**** Material for this task

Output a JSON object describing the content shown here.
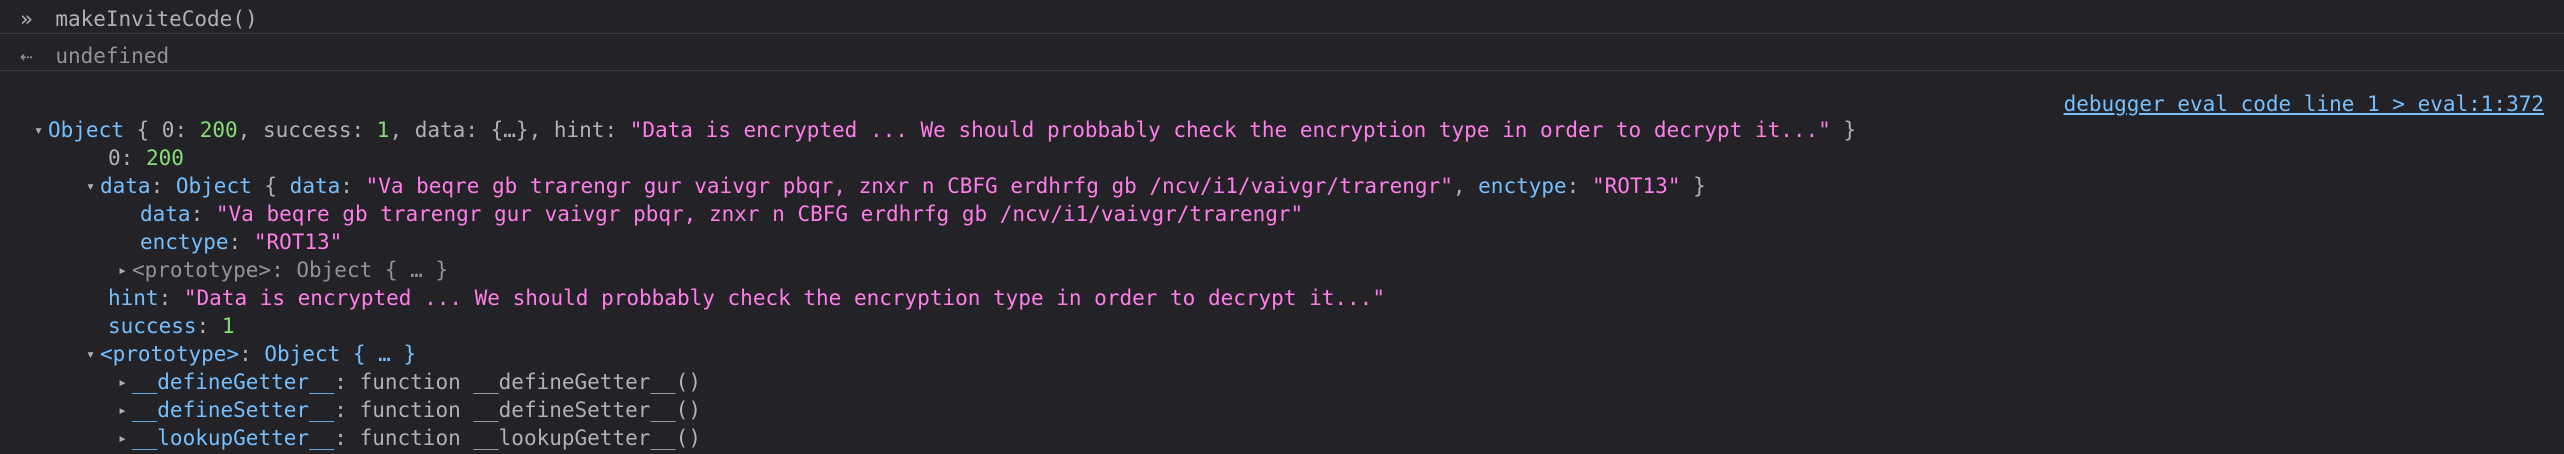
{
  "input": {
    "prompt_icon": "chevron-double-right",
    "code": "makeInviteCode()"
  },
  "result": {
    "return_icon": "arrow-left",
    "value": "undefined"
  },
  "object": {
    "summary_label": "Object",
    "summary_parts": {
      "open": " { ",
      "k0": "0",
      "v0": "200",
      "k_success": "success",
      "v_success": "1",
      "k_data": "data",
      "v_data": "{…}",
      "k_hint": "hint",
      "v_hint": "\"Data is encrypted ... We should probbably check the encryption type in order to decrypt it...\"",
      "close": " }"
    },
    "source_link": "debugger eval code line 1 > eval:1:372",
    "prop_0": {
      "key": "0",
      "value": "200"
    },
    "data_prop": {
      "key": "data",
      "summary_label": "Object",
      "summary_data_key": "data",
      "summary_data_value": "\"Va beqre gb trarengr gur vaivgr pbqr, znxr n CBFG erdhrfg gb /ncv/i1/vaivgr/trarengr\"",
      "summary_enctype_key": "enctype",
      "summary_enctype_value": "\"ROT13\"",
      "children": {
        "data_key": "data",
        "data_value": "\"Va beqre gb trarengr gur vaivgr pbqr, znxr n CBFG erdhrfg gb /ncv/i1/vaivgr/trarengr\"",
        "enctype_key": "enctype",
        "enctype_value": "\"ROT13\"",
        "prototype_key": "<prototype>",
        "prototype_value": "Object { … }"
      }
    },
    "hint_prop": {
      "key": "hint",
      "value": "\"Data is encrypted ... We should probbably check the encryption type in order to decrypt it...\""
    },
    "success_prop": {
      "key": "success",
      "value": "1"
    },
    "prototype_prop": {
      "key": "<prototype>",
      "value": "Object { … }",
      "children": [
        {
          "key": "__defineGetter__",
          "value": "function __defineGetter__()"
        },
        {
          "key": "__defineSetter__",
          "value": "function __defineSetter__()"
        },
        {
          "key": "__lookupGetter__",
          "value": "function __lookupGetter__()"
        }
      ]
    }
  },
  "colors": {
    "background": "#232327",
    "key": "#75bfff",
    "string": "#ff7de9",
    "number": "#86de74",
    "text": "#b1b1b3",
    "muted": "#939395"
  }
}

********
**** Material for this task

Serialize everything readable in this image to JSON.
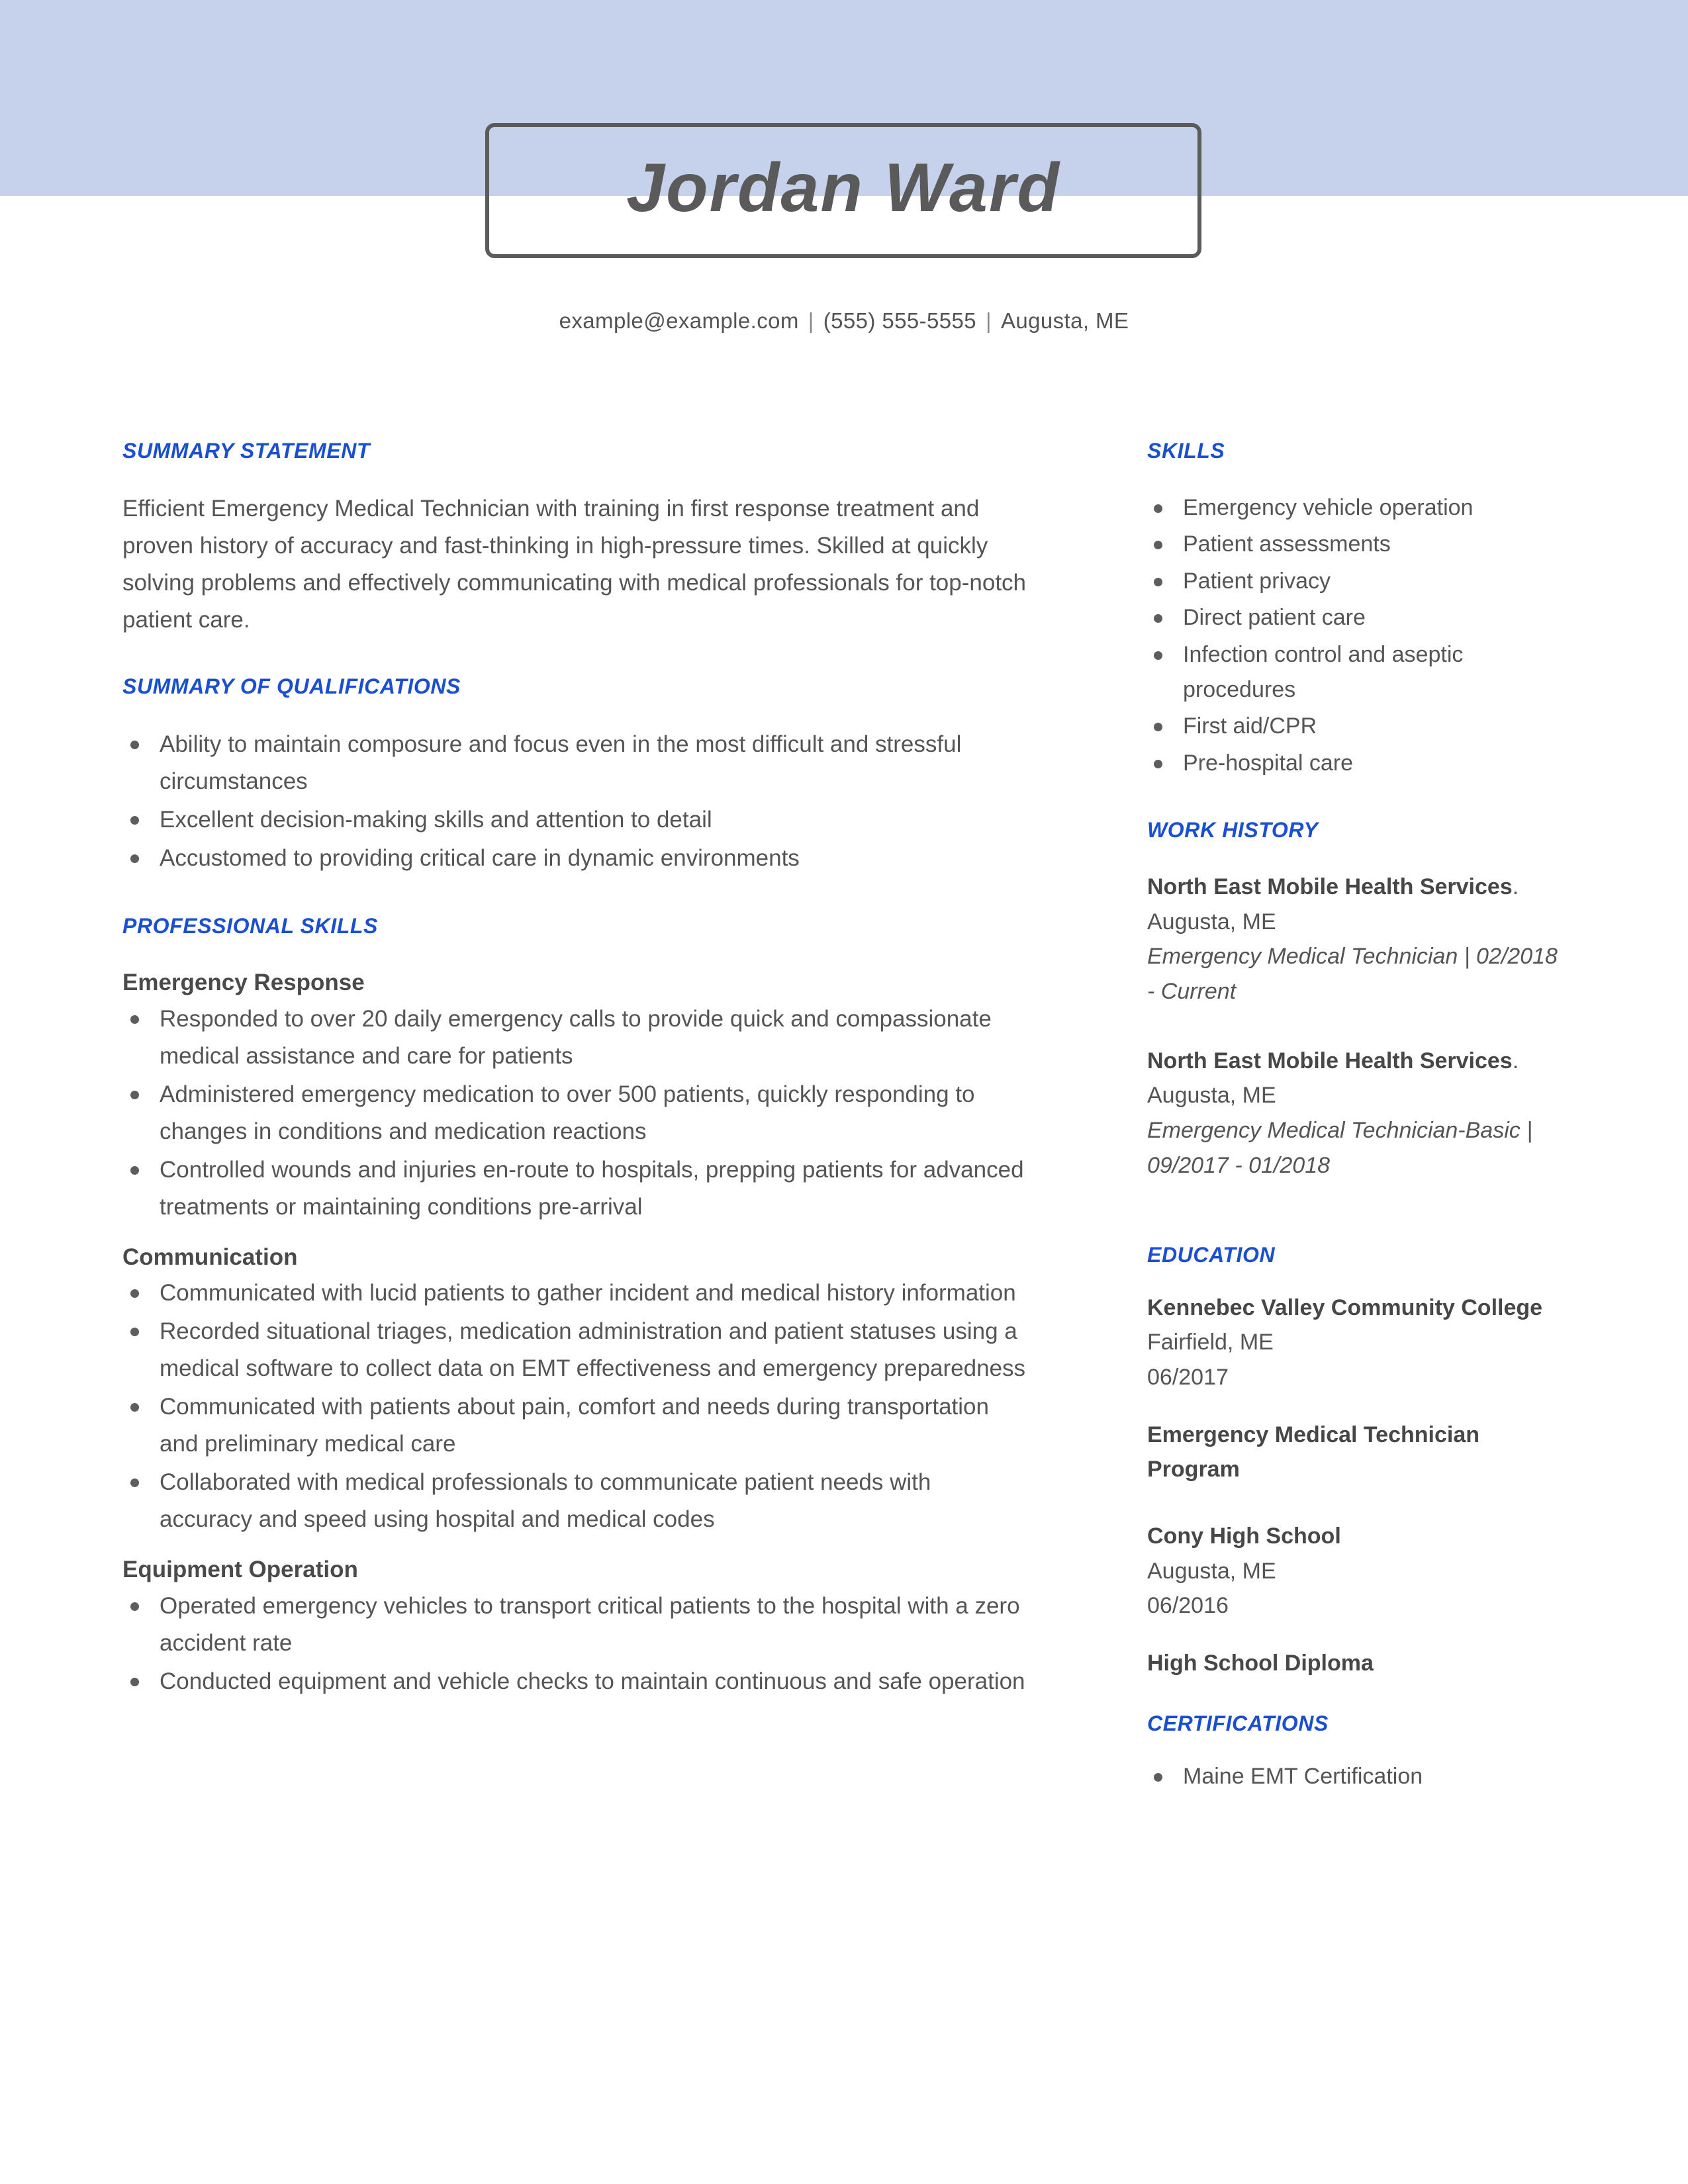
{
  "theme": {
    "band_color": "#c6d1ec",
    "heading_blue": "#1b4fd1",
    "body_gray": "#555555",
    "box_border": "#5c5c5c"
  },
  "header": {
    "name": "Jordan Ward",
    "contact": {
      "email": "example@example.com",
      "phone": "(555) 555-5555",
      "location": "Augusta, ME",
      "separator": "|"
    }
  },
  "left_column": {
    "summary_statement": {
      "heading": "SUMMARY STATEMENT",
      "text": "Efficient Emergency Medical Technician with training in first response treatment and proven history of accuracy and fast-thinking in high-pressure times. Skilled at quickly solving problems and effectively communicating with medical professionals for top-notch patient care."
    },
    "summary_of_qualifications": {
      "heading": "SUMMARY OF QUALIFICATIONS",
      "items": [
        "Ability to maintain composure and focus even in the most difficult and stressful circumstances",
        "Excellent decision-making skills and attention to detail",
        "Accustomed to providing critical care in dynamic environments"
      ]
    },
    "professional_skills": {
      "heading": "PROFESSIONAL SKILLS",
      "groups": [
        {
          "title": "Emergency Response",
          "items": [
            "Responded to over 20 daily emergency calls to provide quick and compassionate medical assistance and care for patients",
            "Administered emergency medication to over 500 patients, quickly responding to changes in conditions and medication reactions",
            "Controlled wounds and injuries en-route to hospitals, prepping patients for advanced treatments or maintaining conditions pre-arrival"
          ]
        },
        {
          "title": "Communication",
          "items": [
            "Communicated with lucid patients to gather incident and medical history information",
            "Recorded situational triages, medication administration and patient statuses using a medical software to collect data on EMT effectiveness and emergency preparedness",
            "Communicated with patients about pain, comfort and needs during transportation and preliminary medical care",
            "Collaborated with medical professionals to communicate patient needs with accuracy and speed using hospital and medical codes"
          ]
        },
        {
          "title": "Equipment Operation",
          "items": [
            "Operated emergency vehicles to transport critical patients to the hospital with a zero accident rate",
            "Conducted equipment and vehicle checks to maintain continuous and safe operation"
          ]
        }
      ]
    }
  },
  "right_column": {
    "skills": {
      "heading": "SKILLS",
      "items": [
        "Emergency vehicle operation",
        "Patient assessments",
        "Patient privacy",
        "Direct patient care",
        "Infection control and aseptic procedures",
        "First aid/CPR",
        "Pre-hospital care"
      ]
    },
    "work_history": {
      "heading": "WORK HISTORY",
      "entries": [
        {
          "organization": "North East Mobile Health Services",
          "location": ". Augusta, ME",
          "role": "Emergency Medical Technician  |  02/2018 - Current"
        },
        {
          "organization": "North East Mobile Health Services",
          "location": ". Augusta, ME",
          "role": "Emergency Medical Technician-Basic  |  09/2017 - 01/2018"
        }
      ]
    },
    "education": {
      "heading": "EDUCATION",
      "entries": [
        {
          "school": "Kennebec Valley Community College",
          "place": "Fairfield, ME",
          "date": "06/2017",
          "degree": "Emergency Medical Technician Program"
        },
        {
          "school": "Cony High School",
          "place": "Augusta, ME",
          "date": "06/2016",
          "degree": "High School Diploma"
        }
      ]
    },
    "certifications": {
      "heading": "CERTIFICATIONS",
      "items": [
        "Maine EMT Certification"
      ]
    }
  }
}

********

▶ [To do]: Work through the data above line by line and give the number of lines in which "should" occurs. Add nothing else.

▶ [Solved exercise]: 2